[Excerpts from an interface dataset]
==*==
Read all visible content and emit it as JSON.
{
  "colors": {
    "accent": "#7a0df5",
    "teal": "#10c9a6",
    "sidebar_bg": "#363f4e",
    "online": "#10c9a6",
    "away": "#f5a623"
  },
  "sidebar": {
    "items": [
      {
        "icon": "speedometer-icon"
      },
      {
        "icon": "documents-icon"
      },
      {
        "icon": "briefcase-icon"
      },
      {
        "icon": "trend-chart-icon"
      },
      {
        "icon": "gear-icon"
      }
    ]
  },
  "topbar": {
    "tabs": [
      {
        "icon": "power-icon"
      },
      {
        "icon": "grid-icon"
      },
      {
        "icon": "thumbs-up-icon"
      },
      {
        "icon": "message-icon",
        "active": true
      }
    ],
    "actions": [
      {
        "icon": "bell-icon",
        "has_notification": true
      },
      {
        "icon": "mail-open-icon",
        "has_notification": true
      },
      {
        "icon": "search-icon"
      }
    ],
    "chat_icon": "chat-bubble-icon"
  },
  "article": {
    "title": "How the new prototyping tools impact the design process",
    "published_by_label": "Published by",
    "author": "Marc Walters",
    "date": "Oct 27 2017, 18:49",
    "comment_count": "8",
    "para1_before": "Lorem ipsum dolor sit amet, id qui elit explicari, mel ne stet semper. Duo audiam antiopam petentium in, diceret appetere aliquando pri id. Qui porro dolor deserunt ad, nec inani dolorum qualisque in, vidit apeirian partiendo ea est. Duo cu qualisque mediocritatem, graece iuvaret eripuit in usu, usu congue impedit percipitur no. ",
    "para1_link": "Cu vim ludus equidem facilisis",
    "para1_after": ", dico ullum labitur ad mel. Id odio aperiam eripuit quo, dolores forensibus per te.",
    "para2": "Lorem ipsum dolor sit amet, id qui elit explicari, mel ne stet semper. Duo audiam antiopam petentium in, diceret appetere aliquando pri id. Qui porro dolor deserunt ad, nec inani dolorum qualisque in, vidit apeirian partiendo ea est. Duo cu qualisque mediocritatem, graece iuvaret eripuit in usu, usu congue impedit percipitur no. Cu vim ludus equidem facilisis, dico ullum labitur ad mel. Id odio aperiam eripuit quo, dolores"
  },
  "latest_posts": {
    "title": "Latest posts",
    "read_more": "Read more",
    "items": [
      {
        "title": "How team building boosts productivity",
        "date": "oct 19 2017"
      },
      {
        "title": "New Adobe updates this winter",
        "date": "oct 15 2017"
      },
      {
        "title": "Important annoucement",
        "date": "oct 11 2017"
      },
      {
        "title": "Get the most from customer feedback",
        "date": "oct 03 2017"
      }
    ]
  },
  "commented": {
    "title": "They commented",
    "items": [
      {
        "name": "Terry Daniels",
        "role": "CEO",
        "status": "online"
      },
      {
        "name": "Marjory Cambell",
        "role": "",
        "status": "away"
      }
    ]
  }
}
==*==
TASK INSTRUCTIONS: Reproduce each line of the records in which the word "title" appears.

OUTPUT:
    "title": "How the new prototyping tools impact the design process",
    "title": "Latest posts",
        "title": "How team building boosts productivity",
        "title": "New Adobe updates this winter",
        "title": "Important annoucement",
        "title": "Get the most from customer feedback",
    "title": "They commented",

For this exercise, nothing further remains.